If you have a stack of old photos you want to archive, you may find the scanner in your all-in-one not up to the task. Some have low resolution and others can’t do the colours justice. A standalone scanner, like HP’s new Scanjet 300, is a dedicated device which will give better results than from a scanner on a budget all-in-one.
Smartly styled, with a white body and black lid, the scanner is arranged in landscape fashion, so it’s wider than it is deep. It's not as low profile as some Canon models, but still takes up little room on the desk. It has extending lid hinges, so you can scan easily from bound documents, such as books and magazines.
Lifting the lid, you wonder which corner to line documents up into, as there's nothing on the glass flatbed surround to indicate it. That's until you notice the huge embossed arrow on the white base of the scanner and visible through the glass, pointing to the top left corner.
It's very important that the plastic moulding surrounding the glass should have exact 90 degree corners, otherwise it's very hard to align documents and get square scans.

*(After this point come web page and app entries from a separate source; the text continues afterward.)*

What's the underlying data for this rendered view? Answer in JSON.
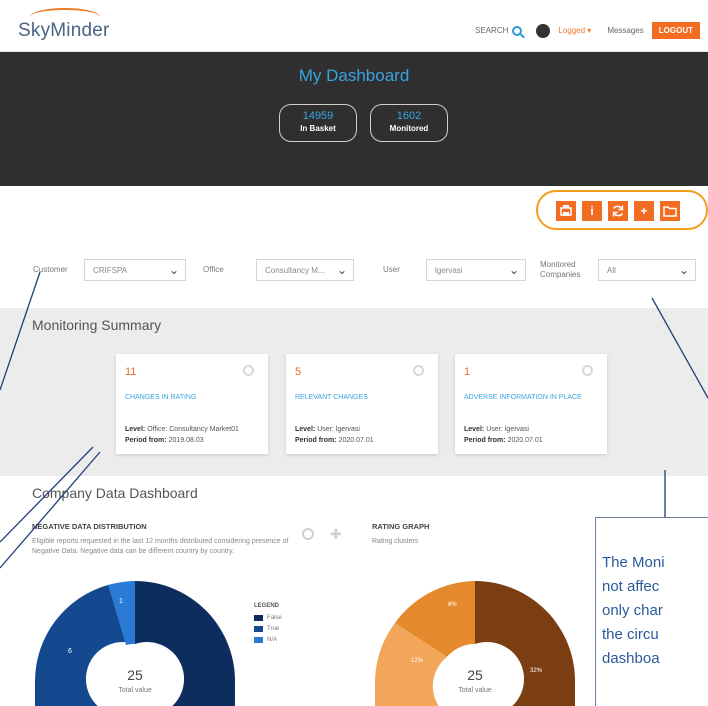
{
  "header": {
    "logo": "SkyMinder",
    "search_label": "SEARCH",
    "user_label": "Logged ▾",
    "messages_label": "Messages",
    "logout_label": "LOGOUT"
  },
  "hero": {
    "title": "My Dashboard",
    "stats": [
      {
        "value": "14959",
        "label": "In Basket"
      },
      {
        "value": "1602",
        "label": "Monitored"
      }
    ]
  },
  "toolbar": {
    "icons": [
      "print-icon",
      "info-icon",
      "refresh-icon",
      "add-icon",
      "folder-icon"
    ],
    "info_glyph": "i",
    "add_glyph": "+"
  },
  "filters": {
    "customer_label": "Customer",
    "customer_value": "CRIFSPA",
    "office_label": "Office",
    "office_value": "Consultancy M...",
    "user_label": "User",
    "user_value": "lgervasi",
    "monitored_label": "Monitored Companies",
    "monitored_value": "All"
  },
  "summary": {
    "title": "Monitoring Summary",
    "cards": [
      {
        "count": "11",
        "title": "CHANGES IN RATING",
        "level_key": "Level:",
        "level": "Office: Consultancy Market01",
        "period_key": "Period from:",
        "period": "2019.08.03"
      },
      {
        "count": "5",
        "title": "RELEVANT CHANGES",
        "level_key": "Level:",
        "level": "User: lgervasi",
        "period_key": "Period from:",
        "period": "2020.07.01"
      },
      {
        "count": "1",
        "title": "ADVERSE INFORMATION IN PLACE",
        "level_key": "Level:",
        "level": "User: lgervasi",
        "period_key": "Period from:",
        "period": "2020.07.01"
      }
    ]
  },
  "company": {
    "title": "Company Data Dashboard",
    "negative_title": "NEGATIVE DATA DISTRIBUTION",
    "negative_desc": "Eligible reports requested in the last 12 months distributed considering presence of Negative Data. Negative data can be different country by country.",
    "rating_title": "RATING GRAPH",
    "rating_desc": "Rating clusters",
    "legend_title": "LEGEND",
    "legend": [
      {
        "label": "False",
        "color": "#0c2d5e"
      },
      {
        "label": "True",
        "color": "#14488f"
      },
      {
        "label": "N/A",
        "color": "#2b7bd6"
      }
    ],
    "donut_left": {
      "total": "25",
      "total_label": "Total value",
      "slice_labels": [
        "1",
        "6"
      ]
    },
    "donut_right": {
      "total": "25",
      "total_label": "Total value",
      "slice_labels": [
        "8%",
        "12%",
        "32%"
      ]
    }
  },
  "callout": {
    "text": "The Moni\nnot affec\nonly char\nthe circu\ndashboa"
  },
  "colors": {
    "accent": "#f26c22",
    "link": "#3aa3e0",
    "annotation": "#1f3f7a",
    "highlight_ring": "#f39c1e"
  }
}
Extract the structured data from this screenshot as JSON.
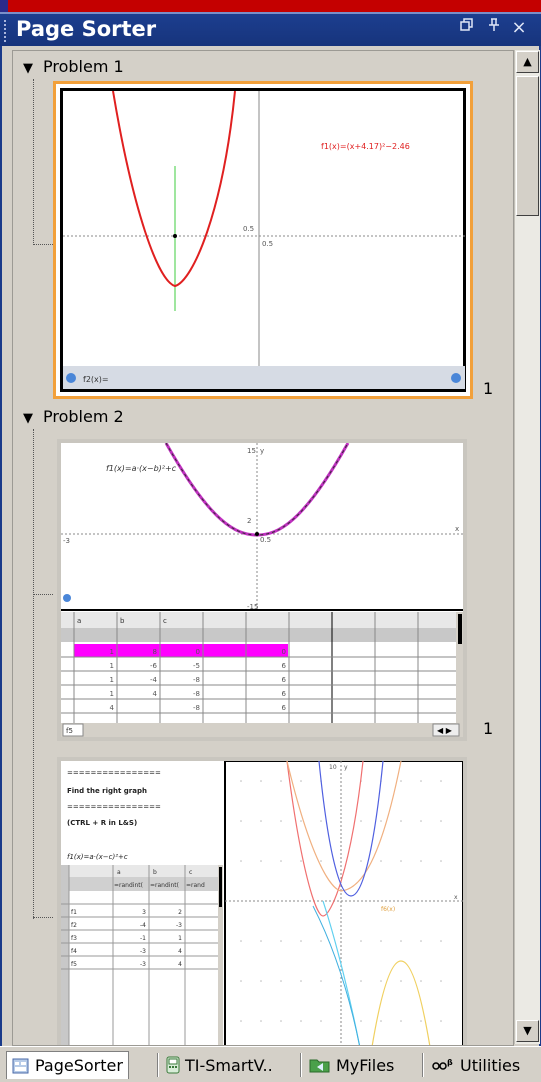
{
  "window": {
    "title": "Page Sorter",
    "buttons": {
      "restore": "🗗",
      "pin": "ᵖ",
      "close": "×"
    }
  },
  "problems": [
    {
      "label": "Problem 1",
      "pages": [
        {
          "number": "1"
        }
      ]
    },
    {
      "label": "Problem 2",
      "pages": [
        {
          "number": "1"
        }
      ]
    }
  ],
  "thumb1": {
    "equation": "f1(x)=(x+4.17)²−2.46",
    "x_tick": "0.5",
    "y_tick": "0.5",
    "entry_label": "f2(x)="
  },
  "thumb2": {
    "equation": "f1(x)=a·(x−b)²+c",
    "y_max": "15",
    "y_min": "-15",
    "x_min": "-3",
    "x_label": "x",
    "x_tick": "0.5",
    "y_tick": "2",
    "y_label": "y",
    "col_labels": [
      "a",
      "b",
      "c",
      "",
      "",
      "",
      "",
      ""
    ],
    "rows": [
      [
        "1",
        "8",
        "0",
        "",
        "0"
      ],
      [
        "1",
        "-6",
        "-5",
        "",
        "6"
      ],
      [
        "1",
        "-4",
        "-8",
        "",
        "6"
      ],
      [
        "1",
        "4",
        "-8",
        "",
        "6"
      ],
      [
        "4",
        "",
        "-8",
        "",
        "6"
      ]
    ],
    "tab_label": "f5"
  },
  "thumb3": {
    "lines": [
      "================",
      "Find the right graph",
      "================",
      "(CTRL + R in L&S)",
      "f1(x)=a·(x−c)²+c"
    ],
    "col_labels": [
      "",
      "a",
      "b",
      "c"
    ],
    "formula_row": [
      "",
      "=randint(",
      "=randint(",
      "=rand"
    ],
    "row_labels": [
      "f1",
      "f2",
      "f3",
      "f4",
      "f5"
    ],
    "rows": [
      [
        "3",
        "2",
        ""
      ],
      [
        "-4",
        "-3",
        ""
      ],
      [
        "-1",
        "1",
        ""
      ],
      [
        "-3",
        "4",
        ""
      ],
      [
        "-3",
        "4",
        ""
      ]
    ],
    "graph_label": "f6(x)",
    "x_label": "x",
    "y_max": "10",
    "y_label": "y"
  },
  "tabs": [
    {
      "label": "PageSorter",
      "icon": "page-sorter-icon",
      "selected": true
    },
    {
      "label": "TI-SmartV..",
      "icon": "calculator-icon",
      "selected": false
    },
    {
      "label": "MyFiles",
      "icon": "folder-icon",
      "selected": false
    },
    {
      "label": "Utilities",
      "icon": "utilities-icon",
      "selected": false
    }
  ]
}
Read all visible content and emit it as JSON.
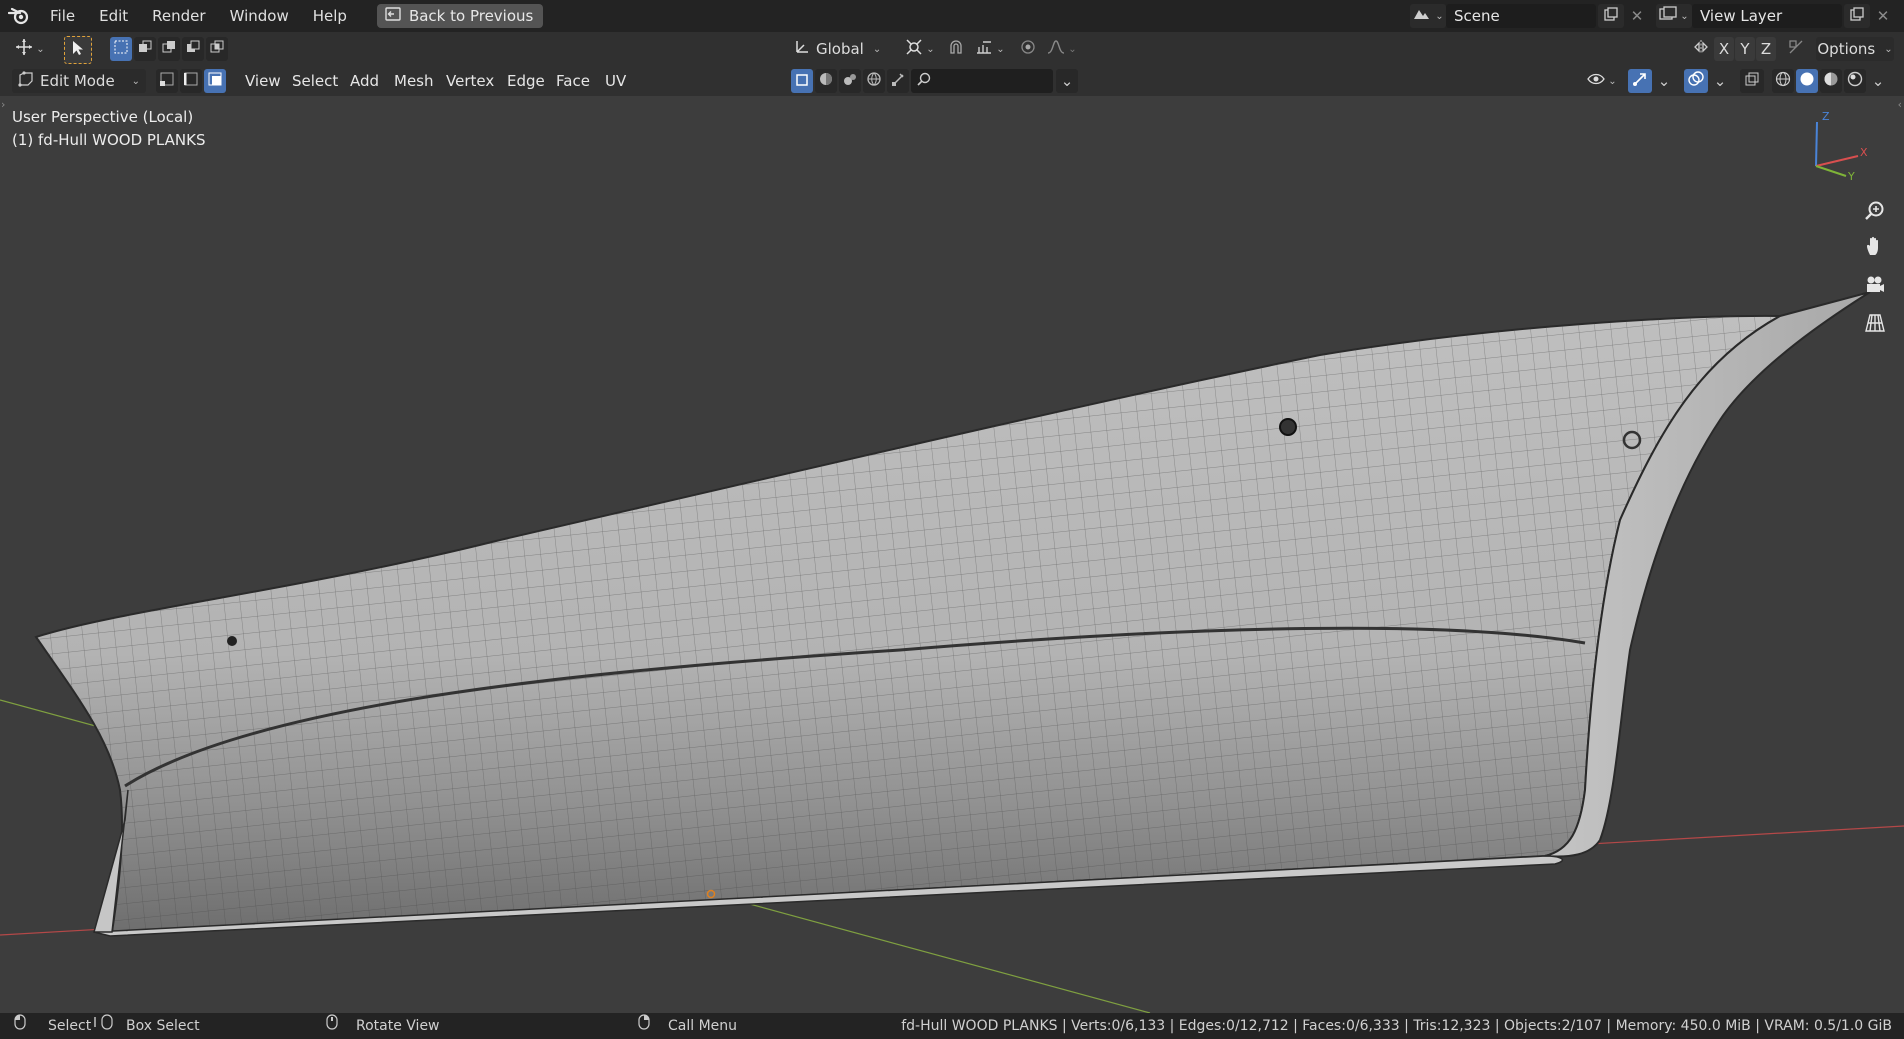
{
  "topbar": {
    "menus": [
      "File",
      "Edit",
      "Render",
      "Window",
      "Help"
    ],
    "back_button": "Back to Previous",
    "scene": "Scene",
    "view_layer": "View Layer"
  },
  "toolbar": {
    "transform_orientation": "Global",
    "axes": [
      "X",
      "Y",
      "Z"
    ],
    "options": "Options"
  },
  "header": {
    "mode": "Edit Mode",
    "menus": [
      "View",
      "Select",
      "Add",
      "Mesh",
      "Vertex",
      "Edge",
      "Face",
      "UV"
    ],
    "search_placeholder": ""
  },
  "viewport": {
    "perspective_label": "User Perspective (Local)",
    "object_label": "(1) fd-Hull WOOD PLANKS",
    "gizmo": {
      "x": "X",
      "y": "Y",
      "z": "Z"
    }
  },
  "statusbar": {
    "select": "Select",
    "box_select": "Box Select",
    "rotate_view": "Rotate View",
    "call_menu": "Call Menu",
    "stats": "fd-Hull WOOD PLANKS | Verts:0/6,133 | Edges:0/12,712 | Faces:0/6,333 | Tris:12,323 | Objects:2/107 | Memory: 450.0 MiB | VRAM: 0.5/1.0 GiB"
  },
  "colors": {
    "accent": "#4772b3",
    "background": "#3d3d3d",
    "axis_x": "#d84f4f",
    "axis_y": "#7fb438",
    "axis_z": "#4a84d8"
  }
}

Although the software includes auto-straighten algorithms, we had trouble physically aligning documents and prints. We also found that thin originals could slip under the plastic surround, so they didn’t sit square on the glass.
Four, thin buttons are arranged along the Scanjet 300’s front edge, though these would be easier to operate if they stuck up through its top surface, rather than out from the front.
Each button is assigned a useful function, so they scan to PDF, to e-mail, to print (for copying) and to file. They work in conjunction with the bundled HP Scanning software and IRIS OCR to give quick and easy ways of creating electronic documents.
The only socket on the scanner is a miniature USB at the back, suitable for the supplied cable. The scanner takes all the power it needs through this single connection, so you don’t need a separate power block kicking around under your desk.